Task brief:
For every entry that follows, return an identical copy.
- - - - -
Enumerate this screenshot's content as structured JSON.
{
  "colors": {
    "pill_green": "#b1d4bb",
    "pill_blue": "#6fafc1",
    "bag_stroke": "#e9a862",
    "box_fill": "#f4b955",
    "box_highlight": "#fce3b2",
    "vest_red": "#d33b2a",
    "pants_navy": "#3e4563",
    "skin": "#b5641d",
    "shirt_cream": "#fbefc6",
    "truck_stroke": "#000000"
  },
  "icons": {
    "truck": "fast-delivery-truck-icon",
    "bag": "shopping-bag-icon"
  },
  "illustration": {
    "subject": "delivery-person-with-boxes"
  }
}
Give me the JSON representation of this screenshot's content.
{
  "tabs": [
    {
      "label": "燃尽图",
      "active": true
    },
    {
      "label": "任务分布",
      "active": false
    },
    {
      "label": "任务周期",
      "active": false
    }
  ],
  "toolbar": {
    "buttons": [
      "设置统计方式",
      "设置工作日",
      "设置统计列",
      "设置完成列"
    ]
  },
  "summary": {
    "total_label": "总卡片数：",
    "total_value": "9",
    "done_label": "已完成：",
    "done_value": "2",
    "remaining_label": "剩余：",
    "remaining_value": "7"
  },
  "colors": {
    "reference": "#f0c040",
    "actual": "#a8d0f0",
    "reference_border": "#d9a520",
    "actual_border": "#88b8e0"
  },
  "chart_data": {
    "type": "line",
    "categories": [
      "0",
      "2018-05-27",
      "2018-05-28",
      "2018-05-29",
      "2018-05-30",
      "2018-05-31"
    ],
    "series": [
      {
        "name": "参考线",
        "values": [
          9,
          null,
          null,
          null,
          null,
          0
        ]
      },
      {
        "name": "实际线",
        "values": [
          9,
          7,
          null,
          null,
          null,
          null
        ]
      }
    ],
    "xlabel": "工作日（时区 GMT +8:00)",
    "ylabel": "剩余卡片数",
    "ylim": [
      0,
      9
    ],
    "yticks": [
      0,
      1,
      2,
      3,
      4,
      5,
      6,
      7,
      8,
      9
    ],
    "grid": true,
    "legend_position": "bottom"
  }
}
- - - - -
Task response:
Enumerate this screenshot's content as structured JSON.
{
  "colors": {
    "pill_green": "#b1d4bb",
    "pill_blue": "#6fafc1",
    "bag_stroke": "#e9a862",
    "box_fill": "#f4b955",
    "box_highlight": "#fce3b2",
    "vest_red": "#d33b2a",
    "pants_navy": "#3e4563",
    "skin": "#b5641d",
    "shirt_cream": "#fbefc6",
    "truck_stroke": "#000000"
  },
  "icons": {
    "truck": "fast-delivery-truck-icon",
    "bag": "shopping-bag-icon"
  },
  "illustration": {
    "subject": "delivery-person-with-boxes"
  }
}
Give me the JSON representation of this screenshot's content.
{
  "tabs": [
    {
      "label": "燃尽图",
      "active": true
    },
    {
      "label": "任务分布",
      "active": false
    },
    {
      "label": "任务周期",
      "active": false
    }
  ],
  "toolbar": {
    "buttons": [
      "设置统计方式",
      "设置工作日",
      "设置统计列",
      "设置完成列"
    ]
  },
  "summary": {
    "total_label": "总卡片数：",
    "total_value": "9",
    "done_label": "已完成：",
    "done_value": "2",
    "remaining_label": "剩余：",
    "remaining_value": "7"
  },
  "colors": {
    "reference": "#f0c040",
    "actual": "#a8d0f0",
    "reference_border": "#d9a520",
    "actual_border": "#88b8e0"
  },
  "chart_data": {
    "type": "line",
    "categories": [
      "0",
      "2018-05-27",
      "2018-05-28",
      "2018-05-29",
      "2018-05-30",
      "2018-05-31"
    ],
    "series": [
      {
        "name": "参考线",
        "values": [
          9,
          null,
          null,
          null,
          null,
          0
        ]
      },
      {
        "name": "实际线",
        "values": [
          9,
          7,
          null,
          null,
          null,
          null
        ]
      }
    ],
    "xlabel": "工作日（时区 GMT +8:00)",
    "ylabel": "剩余卡片数",
    "ylim": [
      0,
      9
    ],
    "yticks": [
      0,
      1,
      2,
      3,
      4,
      5,
      6,
      7,
      8,
      9
    ],
    "grid": true,
    "legend_position": "bottom"
  }
}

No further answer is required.